== Problem ==
Please report each line in the material below that includes "kind".

== Data provided ==
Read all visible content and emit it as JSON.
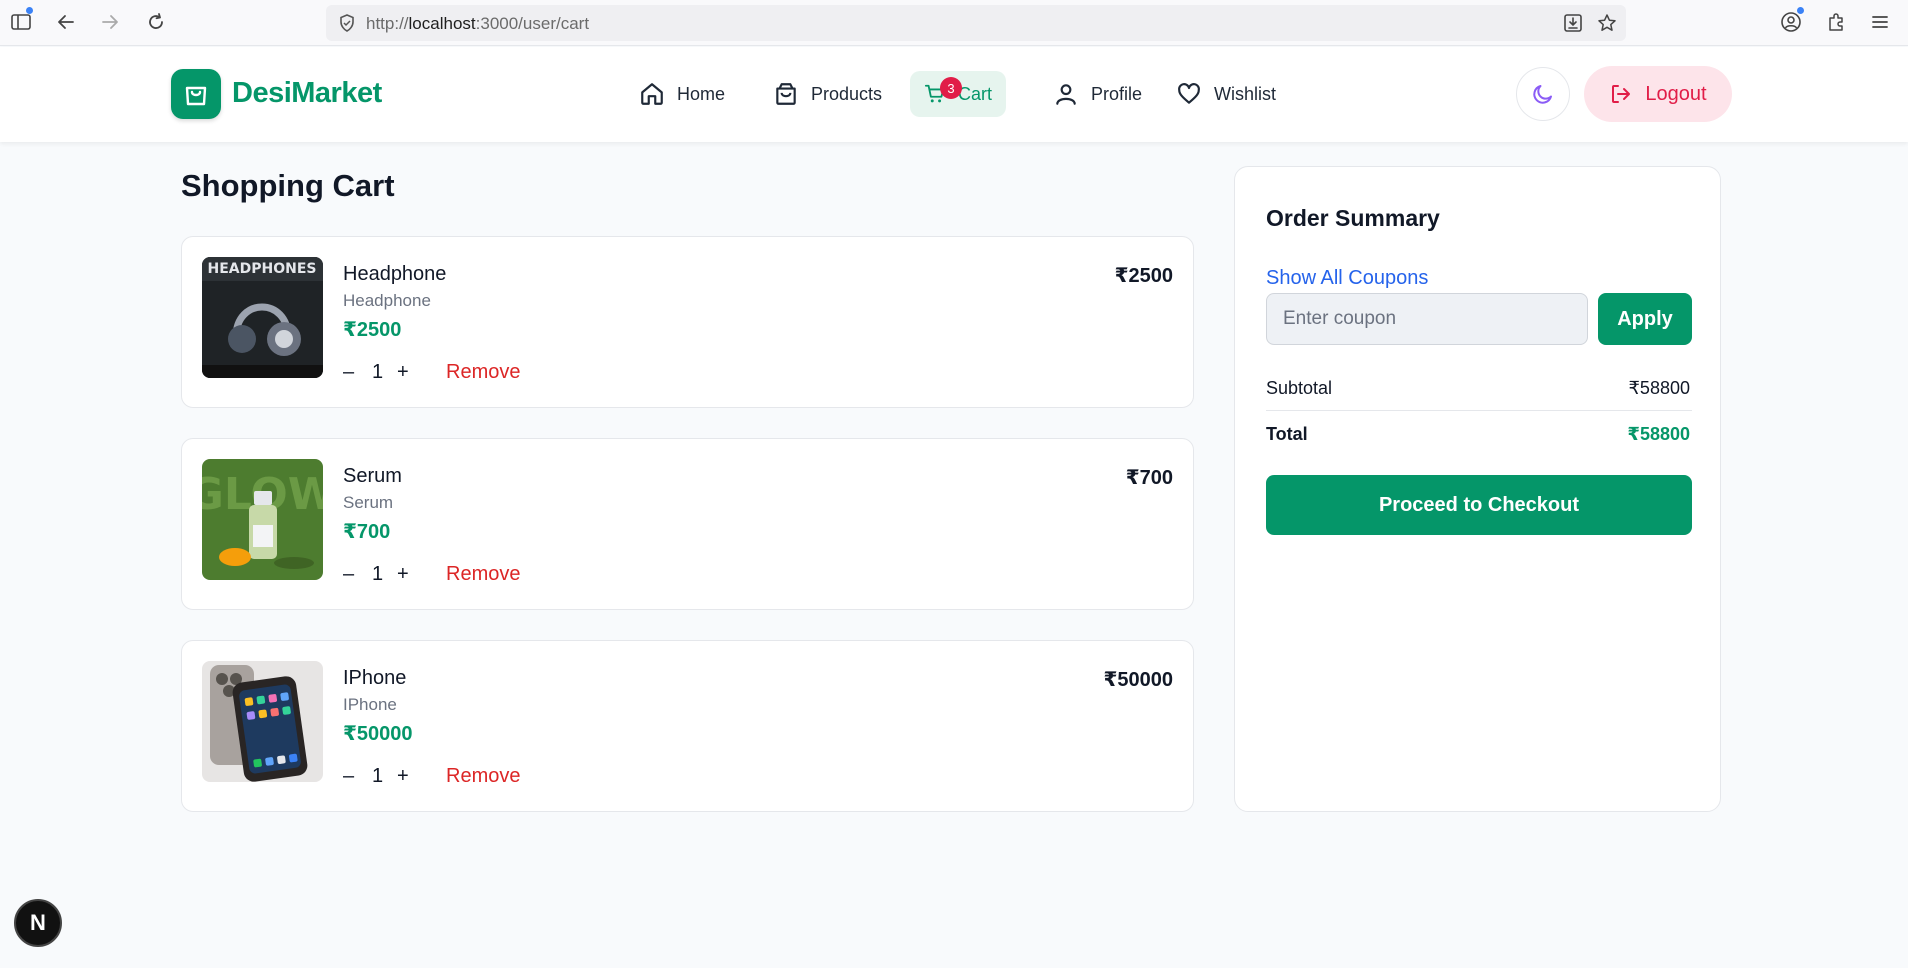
{
  "browser": {
    "url_scheme": "http://",
    "url_host": "localhost",
    "url_rest": ":3000/user/cart"
  },
  "header": {
    "brand": "DesiMarket",
    "nav": [
      {
        "label": "Home",
        "icon": "home-icon"
      },
      {
        "label": "Products",
        "icon": "shopping-bag-icon"
      },
      {
        "label": "Cart",
        "icon": "cart-icon",
        "badge": "3",
        "active": true
      },
      {
        "label": "Profile",
        "icon": "user-icon"
      },
      {
        "label": "Wishlist",
        "icon": "heart-icon"
      }
    ],
    "logout_label": "Logout",
    "theme_icon": "moon-icon"
  },
  "page": {
    "title": "Shopping Cart"
  },
  "cart": {
    "items": [
      {
        "name": "Headphone",
        "category": "Headphone",
        "price": "₹2500",
        "quantity": "1",
        "minus": "–",
        "plus": "+",
        "remove_label": "Remove",
        "line_total": "₹2500"
      },
      {
        "name": "Serum",
        "category": "Serum",
        "price": "₹700",
        "quantity": "1",
        "minus": "–",
        "plus": "+",
        "remove_label": "Remove",
        "line_total": "₹700"
      },
      {
        "name": "IPhone",
        "category": "IPhone",
        "price": "₹50000",
        "quantity": "1",
        "minus": "–",
        "plus": "+",
        "remove_label": "Remove",
        "line_total": "₹50000"
      }
    ]
  },
  "summary": {
    "title": "Order Summary",
    "show_coupons_label": "Show All Coupons",
    "coupon_placeholder": "Enter coupon",
    "apply_label": "Apply",
    "subtotal_label": "Subtotal",
    "subtotal_value": "₹58800",
    "total_label": "Total",
    "total_value": "₹58800",
    "checkout_label": "Proceed to Checkout"
  },
  "dev_badge": "N",
  "colors": {
    "brand": "#059669",
    "danger": "#dc2626",
    "link": "#2563eb",
    "logout_bg": "#fde4ea"
  }
}
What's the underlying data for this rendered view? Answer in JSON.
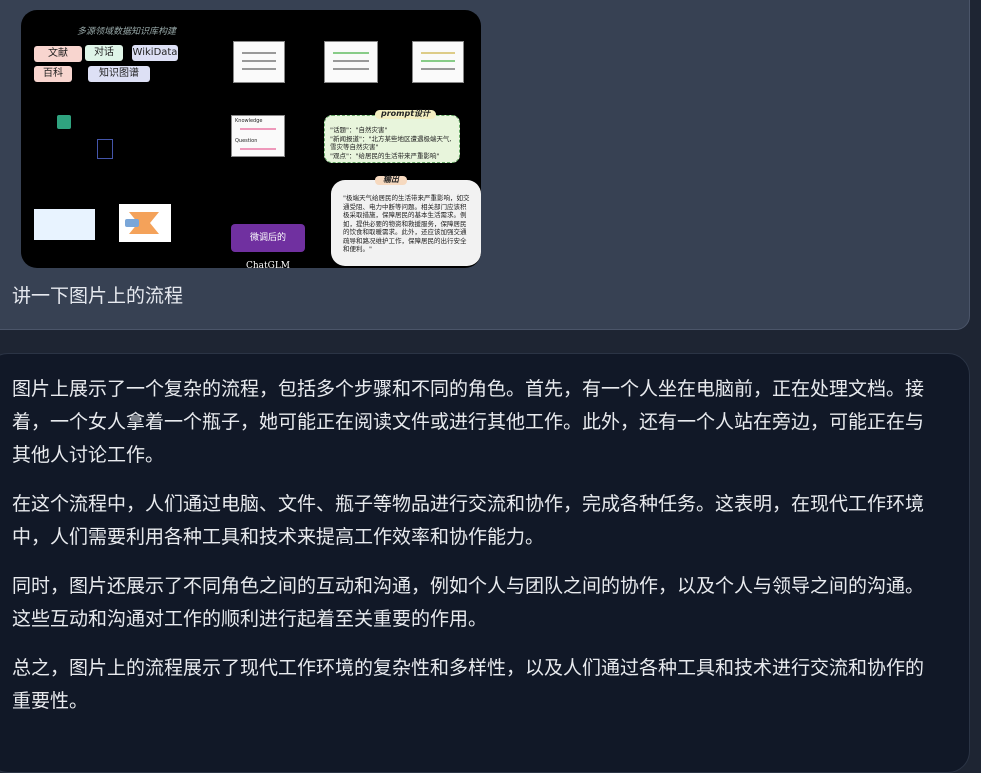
{
  "user_message": {
    "image": {
      "diagram_title": "多源领域数据知识库构建",
      "tags": [
        "文献",
        "对话",
        "WikiData",
        "百科",
        "知识图谱"
      ],
      "knowledge_label": "Knowledge",
      "question_label": "Question",
      "prompt": {
        "title": "prompt设计",
        "lines": [
          "\"话题\"：\"自然灾害\"",
          "\"新闻报道\"：\"北方某些地区遭遇极端天气,",
          "雪灾等自然灾害\"",
          "\"观点\"：\"给居民的生活带来严重影响\""
        ]
      },
      "output": {
        "title": "输出",
        "text": "\"极端天气给居民的生活带来严重影响，如交通受阻、电力中断等问题。相关部门应该积极采取措施，保障居民的基本生活需求。例如，提供必要的物资和救援服务，保障居民的饮食和取暖需求。此外，还应该加强交通疏导和路况维护工作，保障居民的出行安全和便利。\""
      },
      "model_label": "微调后的ChatGLM"
    },
    "text": "讲一下图片上的流程"
  },
  "assistant_message": {
    "paragraphs": [
      "图片上展示了一个复杂的流程，包括多个步骤和不同的角色。首先，有一个人坐在电脑前，正在处理文档。接着，一个女人拿着一个瓶子，她可能正在阅读文件或进行其他工作。此外，还有一个人站在旁边，可能正在与其他人讨论工作。",
      "在这个流程中，人们通过电脑、文件、瓶子等物品进行交流和协作，完成各种任务。这表明，在现代工作环境中，人们需要利用各种工具和技术来提高工作效率和协作能力。",
      "同时，图片还展示了不同角色之间的互动和沟通，例如个人与团队之间的协作，以及个人与领导之间的沟通。这些互动和沟通对工作的顺利进行起着至关重要的作用。",
      "总之，图片上的流程展示了现代工作环境的复杂性和多样性，以及人们通过各种工具和技术进行交流和协作的重要性。"
    ]
  },
  "colors": {
    "user_bg": "#374153",
    "assistant_bg": "#111827",
    "page_bg": "#1e2533",
    "text": "#e8eaee"
  }
}
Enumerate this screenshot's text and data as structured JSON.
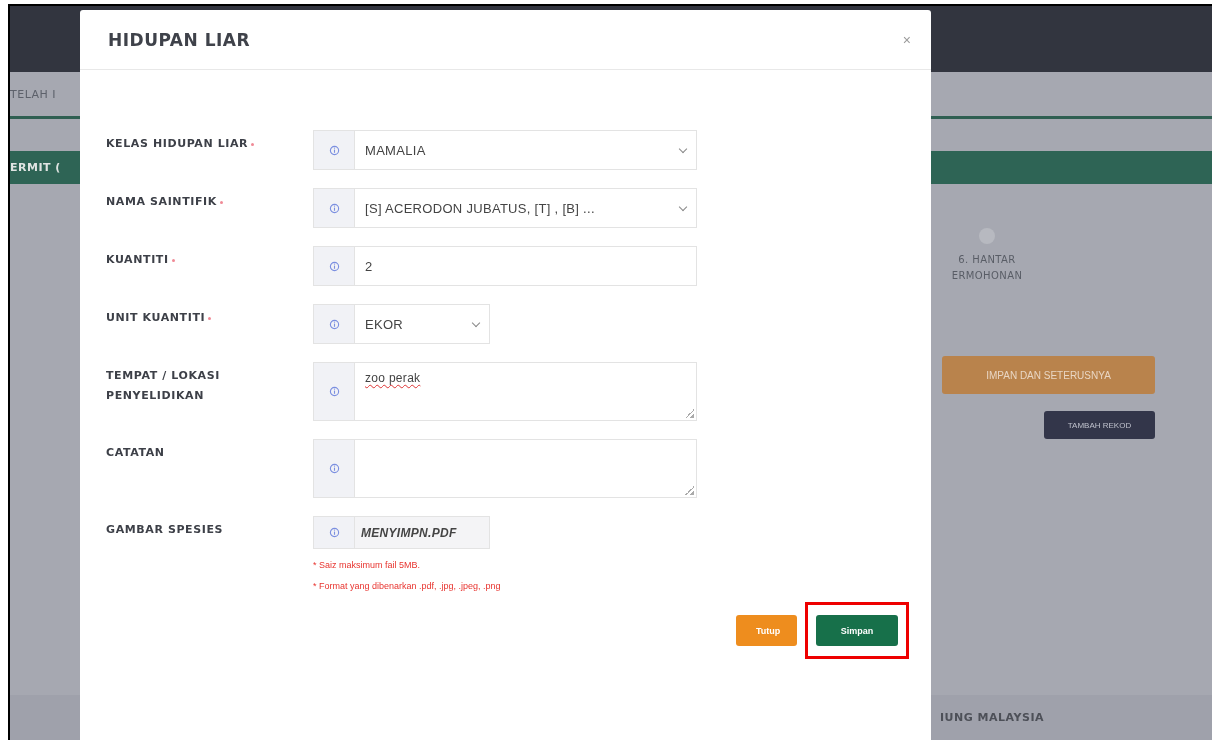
{
  "background": {
    "tab_label": "TELAH I",
    "banner_label": "ERMIT (",
    "step": {
      "number_label": "6. HANTAR",
      "name": "ERMOHONAN",
      "done": false
    },
    "primary_button": "IMPAN DAN SETERUSNYA",
    "add_button": "TAMBAH REKOD",
    "footer": "IUNG MALAYSIA"
  },
  "modal": {
    "title": "HIDUPAN LIAR",
    "close": "×",
    "fields": [
      {
        "kind": "select",
        "label": "KELAS HIDUPAN LIAR",
        "required": true,
        "value": "MAMALIA"
      },
      {
        "kind": "select",
        "label": "NAMA SAINTIFIK",
        "required": true,
        "value": "[S] ACERODON JUBATUS, [T] , [B] ..."
      },
      {
        "kind": "text",
        "label": "KUANTITI",
        "required": true,
        "value": "2"
      },
      {
        "kind": "short_select",
        "label": "UNIT KUANTITI",
        "required": true,
        "value": "EKOR"
      },
      {
        "kind": "textarea",
        "label": "TEMPAT / LOKASI PENYELIDIKAN",
        "required": false,
        "value": "zoo perak",
        "misspelled": true
      },
      {
        "kind": "textarea",
        "label": "CATATAN",
        "required": false
      },
      {
        "kind": "file",
        "label": "GAMBAR SPESIES",
        "required": false,
        "value": "MENYIMPN.PDF",
        "notes": [
          "* Saiz maksimum fail 5MB.",
          "* Format yang dibenarkan .pdf, .jpg, .jpeg, .png"
        ]
      }
    ],
    "buttons": [
      {
        "kind": "close",
        "label": "Tutup",
        "highlighted": false
      },
      {
        "kind": "save",
        "label": "Simpan",
        "highlighted": true
      }
    ]
  }
}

== Reply ==
        "kind": "select",
        "kind": "select",
        "kind": "text",
        "kind": "short_select",
        "kind": "textarea",
        "kind": "textarea",
        "kind": "file",
        "kind": "close",
        "kind": "save",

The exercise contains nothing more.